“Thomas Jefferson still survives!” — John Adams, his last words before dying, July 4, 1826; Adams didn’t know that Jefferson had died earlier that same day.
“For a period of fifty years, there has not been an interruption or a diminution of mutual confidence and cordial friendship (between myself and Mr. Jefferson) for a single moment in a single instance…It may be said of him as has been said of others that he was a ‘walking library’, and what can be said of but few such prodigies, that a Genius of Philosophy ever walked hand in hand with him…He lives and will live in the memory and gratitude of the wise and good, as a luminary of Science, as a votary of liberty, as a model of patriotism, and as a benefactor of human kind.” — James Madison, 1826
“A slur upon the moral government of the world.” — John Quincy Adams
“He was a mixture of profound and sagacious observation, with strong prejudices and irritated passions…If not an absolute athiest, he had no belief in a future existence.

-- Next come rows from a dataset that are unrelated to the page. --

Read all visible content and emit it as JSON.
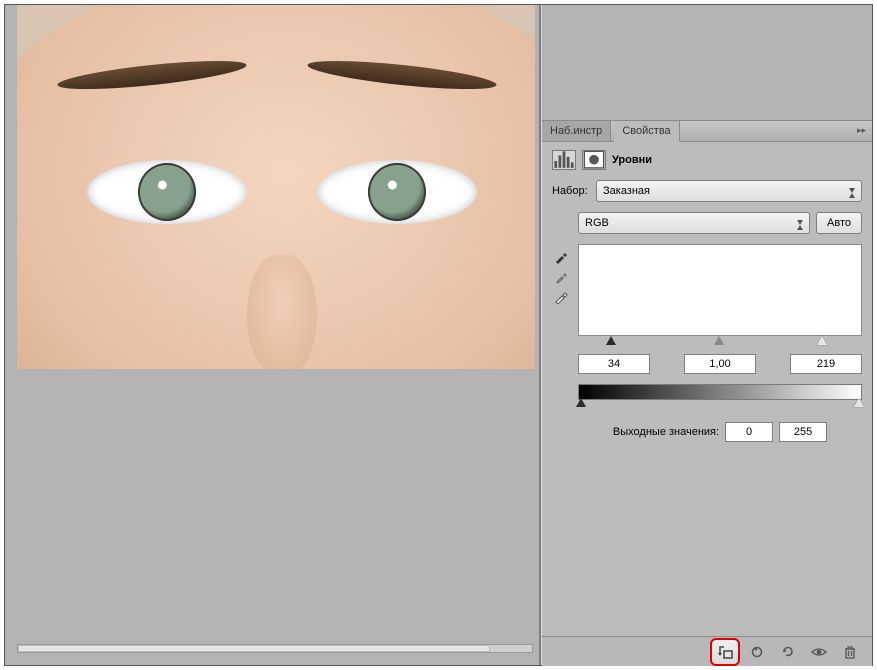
{
  "tabs": {
    "tooltips": "Наб.инстр",
    "properties": "Свойства"
  },
  "panel": {
    "adjustment_name": "Уровни",
    "preset_label": "Набор:",
    "preset_value": "Заказная",
    "channel_value": "RGB",
    "auto_button": "Авто",
    "input_black": "34",
    "input_gamma": "1,00",
    "input_white": "219",
    "output_label": "Выходные значения:",
    "output_black": "0",
    "output_white": "255"
  },
  "icons": {
    "histogram": "histogram-icon",
    "mask": "mask-icon",
    "eyedropper_black": "eyedropper-black",
    "eyedropper_gray": "eyedropper-gray",
    "eyedropper_white": "eyedropper-white",
    "clip": "clip-to-layer-icon",
    "prev": "previous-state-icon",
    "reset": "reset-icon",
    "visibility": "visibility-icon",
    "trash": "trash-icon",
    "flyout": "flyout-menu-icon"
  }
}
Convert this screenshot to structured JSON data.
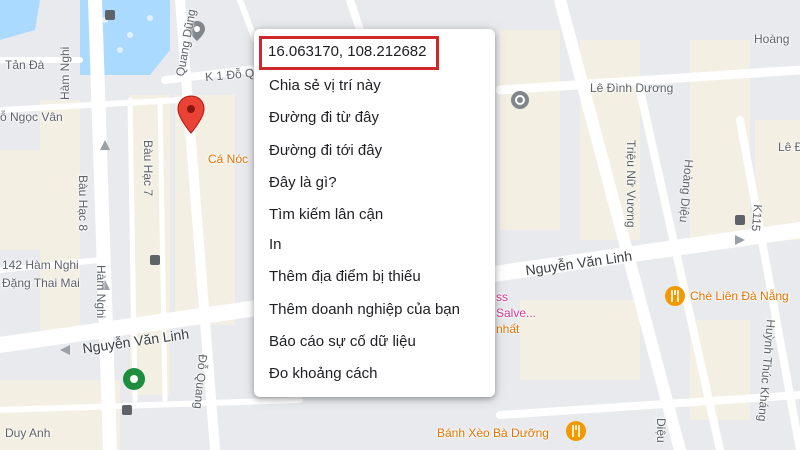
{
  "map": {
    "labels": {
      "tan_da": "Tản Đà",
      "ham_nghi_top": "Hàm Nghi",
      "quang_dung": "Quang Dũng",
      "k1": "K 1 Đỗ Q",
      "o_ngoc_van": "ỗ Ngọc Vân",
      "bau_hac_8": "Bàu Hạc 8",
      "bau_hac_7": "Bàu Hạc 7",
      "ca_noc": "Cá Nóc",
      "hoang": "Hoàng",
      "le_dinh_duong": "Lê Đình Dương",
      "le_e": "Lê Đ",
      "trieu_nu_vuong": "Triệu Nữ Vương",
      "hoang_dieu": "Hoàng Diệu",
      "k115": "K115",
      "142_ham_nghi": "142 Hàm Nghi",
      "dang_thai_mai": "Đặng Thai Mai",
      "ham_nghi_mid": "Hàm Nghi",
      "nguyen_van_linh_left": "Nguyễn Văn Linh",
      "nguyen_van_linh_right": "Nguyễn Văn Linh",
      "do_quang": "Đỗ Quang",
      "che_lien": "Chè Liên Đà Nẵng",
      "huynh_thuc_khang": "Huỳnh Thúc Kháng",
      "duy_anh": "Duy Anh",
      "banh_xeo": "Bánh Xèo Bà Dưỡng",
      "ss": "ss",
      "salve": "Salve...",
      "nhat": "nhất",
      "dieu": "Diệu"
    },
    "colors": {
      "pin": "#ea4335",
      "food": "#f29900",
      "green_poi": "#1e8e3e",
      "highlight": "#d0272b"
    }
  },
  "context_menu": {
    "coordinates": "16.063170, 108.212682",
    "items": [
      "Chia sẻ vị trí này",
      "Đường đi từ đây",
      "Đường đi tới đây",
      "Đây là gì?",
      "Tìm kiếm lân cận",
      "In",
      "Thêm địa điểm bị thiếu",
      "Thêm doanh nghiệp của bạn",
      "Báo cáo sự cố dữ liệu",
      "Đo khoảng cách"
    ]
  }
}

All his ideas of obligation were bounded by the present life. His duties to his neighbor were under no stronger guarantee than the laws of the land and the opinions of the world. The tendency of this condition upon a mind of great compass is to produce insincerity and duplicity, which were his besetting sins through life.” — John Quincy Adams
"Mr. Jefferson can torture Aaron Burr while England tortures our sailors." — Andrew Jackson, denouncing Jefferson’s pursuit of treason charges against Aaron Burr, Richmond, Virginia, 1807
“The principles of Jefferson are the definitions and axioms of a free society.” — Abraham Lincoln
“Perhaps the most incapable Executive that ever filled the Presidential chair…It would be difficult to imagine a man less fit to guide the state with honor and safety through the stormy times that marked the opening of the present century.” — Theodore Roosevelt
“I think this is the most extraordinary collection of talent, of human knowledge, that has ever been gathered together at the White House, with the possible exception of when Thomas Jefferson dined alone.” — John F. Kennedy, April 29, 1962, White House dinner for Nobel Laureates.
“An idealist with sense.” — Richard Nixon
“Thomas Jefferson made a comment about the Presidency and age. He said that one should not worry about one’s exact chronological age in reference to his ability to perform one’s task. And ever since he told me that, I’ve stopped worrying. And just to show you how youthful I am, I intend to campaign in all 13 states.” — Ronald Reagan, Remarks at the Annual Salute to Congress Dinner, February 4, 1981
“I want to be faithful to Jefferson’s idea that about once in a generation you have to shake things up and face your problems. We owe it to Thomas Jefferson and George Washington and all our forbears to face the difficult problems of our time and try to solve them.” — Bill Clinton, on a bus tour to Monticello, Virginia prior to his inauguration as President, January 18, 1993
“If Thomas Jefferson were alive today, I would appoint him Secretary of State, and then suggest to Senator Gore that we both resign so he could become President.” — Bill Clinton, on a bus tour to Monticello, Virginia prior to his inauguration as President, January 18, 1993